After all, do Southerners pronounce the l in salmon?
Salmon. Given how many Americans are not native English speakers, it's no surprise that so many are saying the word "salmon" with a distinguishable "l" sound. ... In the case of this fish, though, there is only one right pronunciation, and it involves no "l" sound whatsoever.
Anyhow, what is the proper way to pronounce salmon?
Ever, how do Southerners say caramel?
Jamie also shared a pronunciation map of the U.S. put together in 2013 by Joshua Katz of North Carolina State's department of statistics, showing that the â€œcar-melâ€ pronunciation dominates the western and northern part of the nation, while â€œcar-uh-melâ€ starts in southeast Texas and slowly slides diagonally up the ...
Who pronounced the l in salmon?
The silent â€œL,â€ as in salmon The Merriam-Webster dictionary, however, has â€œSAM-unâ€ as the pronunciation for salmon, as does the MacMillan dictionary. Interestingly, while MacMillan includes the â€œLâ€ sound in almond, it also gives two different pronunciations of the â€œAâ€ in the American pronunciation.
Apparently, a couple of centuries ago, the word salmon was spelled samoun in the English language. ... In Latin, the word for fish is salmo, and the L is pronounced. Even though the English word spelling changed from samoun to salmon, the pronunciation stayed the same, making the L silent.
The word comes ultimately from the Latin salmon, but we got it by way of French, as we did with so many other food words. The French, as was their wont, had swallowed up the Latin L in their pronunciation, so by the time we English borrowed the word, it was saumon, no L in the spelling and so no L in the pronunciation.
Is it or is it not pronounced? A: The â€œlâ€ in â€œalmondâ€ was silent until very recently. ... More recent standard dictionaries say we can now properly pronounce â€œalmondâ€ either with or without the â€œlâ€ sound.
You see, the word caramel is derived from the 18th-century Spanish turned French word caramelo, which is pronounced as car-a-mello.
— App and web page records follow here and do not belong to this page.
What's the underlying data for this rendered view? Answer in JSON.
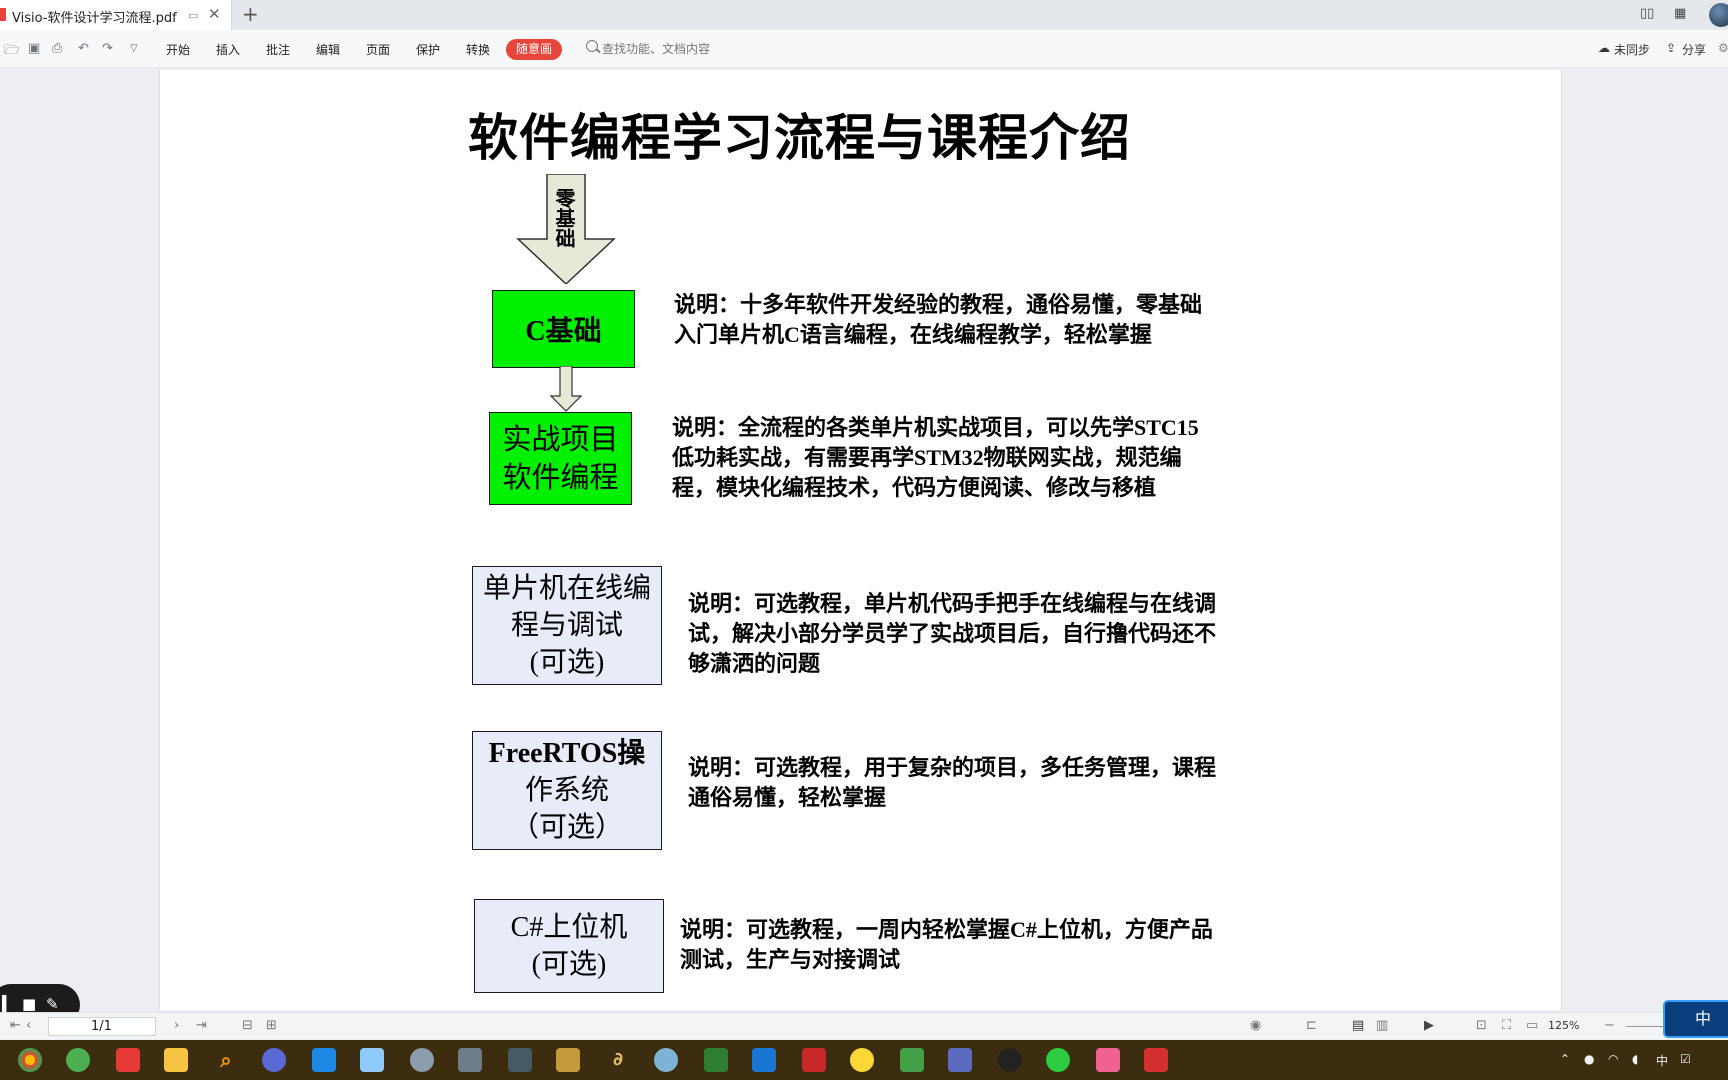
{
  "app": {
    "tab_title": "Visio-软件设计学习流程.pdf"
  },
  "toolbar": {
    "menus": [
      "开始",
      "插入",
      "批注",
      "编辑",
      "页面",
      "保护",
      "转换"
    ],
    "special": "随意画",
    "search_placeholder": "查找功能、文档内容",
    "sync": "未同步",
    "share": "分享"
  },
  "document": {
    "title": "软件编程学习流程与课程介绍",
    "arrow_label": "零基础",
    "steps": [
      {
        "label_lines": [
          "C基础"
        ],
        "desc_lines": [
          "说明：十多年软件开发经验的教程，通俗易懂，零基础",
          "入门单片机C语言编程，在线编程教学，轻松掌握"
        ]
      },
      {
        "label_lines": [
          "实战项目",
          "软件编程"
        ],
        "desc_lines": [
          "说明：全流程的各类单片机实战项目，可以先学STC15",
          "低功耗实战，有需要再学STM32物联网实战，规范编",
          "程，模块化编程技术，代码方便阅读、修改与移植"
        ]
      },
      {
        "label_lines": [
          "单片机在线编",
          "程与调试",
          "(可选)"
        ],
        "desc_lines": [
          "说明：可选教程，单片机代码手把手在线编程与在线调",
          "试，解决小部分学员学了实战项目后，自行撸代码还不",
          "够潇洒的问题"
        ]
      },
      {
        "label_lines": [
          "FreeRTOS操",
          "作系统",
          "（可选）"
        ],
        "desc_lines": [
          "说明：可选教程，用于复杂的项目，多任务管理，课程",
          "通俗易懂，轻松掌握"
        ]
      },
      {
        "label_lines": [
          "C#上位机",
          "(可选)"
        ],
        "desc_lines": [
          "说明：可选教程，一周内轻松掌握C#上位机，方便产品",
          "测试，生产与对接调试"
        ]
      }
    ]
  },
  "statusbar": {
    "page_indicator": "1/1",
    "zoom": "125%"
  },
  "ime": {
    "mode": "中"
  },
  "taskbar": {
    "tray_lang": "中"
  },
  "colors": {
    "step_green": "#00f000",
    "step_optional": "#e8ecf8",
    "accent_red": "#e8453c",
    "taskbar": "#3d2d10"
  }
}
So, North American English speakers adopted the "car" pronunciation from the original word, whereas British speakers tend to pronounce caramel as "care-a-muhl."
Many students try to pronounce these Ls, but in all these words, the L is completely silent. In walk, chalk, and talk, the L comes after an A, and the vowel is pronounced like a short O. Half and calf have an AL, too, but the vowel is pronounced like the short A in staff.
The answer is the year 1066 and 2000 years of invasions, occupations, and political complexities that go far beyond "correctness." "Calm" does, in fact, have a silent L because of 1066; however, in some regions it has a lightly pronounced L. Why? Because that's how language works naturally over time.
The pronunciation (È¯f-tÉ™n), which is not recognized in dictionaries, is now frequent in the south of England, and is often used in singing. ... A person who uses this pronunciation would almost certainly be able to read. The medial \t\ dropped out of many common words formed with -en, but came back in often.
Silent letters are letters that you can't hear when you say the word, but that are there when you write the word. Silent letters can distinguish between homophones, e.g. in/inn; be/bee; lent/leant. This is an aid to readers already familiar with both words.
The term "salmon" comes from the Latin salmo, which in turn might have originated from salire, meaning "to leap". The nine commercially important species of salmon occur in two genera. The genus Salmo contains the Atlantic salmon, found in the North Atlantic, as well as many species commonly named trout.
1 Answer. "Receipt" is pretty much just an exceptional case. The word is pronounced without a /p/ sound because it comes from French receite/recete. It is spelled with a P based on its etymology from Latin receptus.
Southern Vietnamese tend to clip some of their sounds, so Nguyen would be pronounced something like â€œWinâ€ or â€œWen.â€ Northern Vietnamese would keep it, giving a pronunciation more like â€œN'Winâ€ or â€œNuh'Win,â€ all done as best you can in one syllable.
When it's on the ground, it's an amond... because the "L" got shaken out of it!" This has become the standard saying for those who use the "amond" pronunciation, but it still doesn't offer any historical records or evidence for the true reason why people say "amond" rather than "almond."
That's why we still have an /l/ in milk, whelk: it's because /Éª/ and /É›/ are front vowels. But with a back vowel before your velarized â€¹lâ€º and velar consonant following it, your mouth has no chance to produce any kind of distinct /l/ sound. Hence its disappearance in talk, walk, balk, caulk, chalk, folk, Polk.
WOW! Canadians are so used to Americans teasing them about how they say "roof", that I thought it was a U.S. conspiracy to give us a complex. In fact, we pronounce "wolf" and "roof" exactly as you have described, GWB. And, yes, we always pronounce the "L" in "wolf".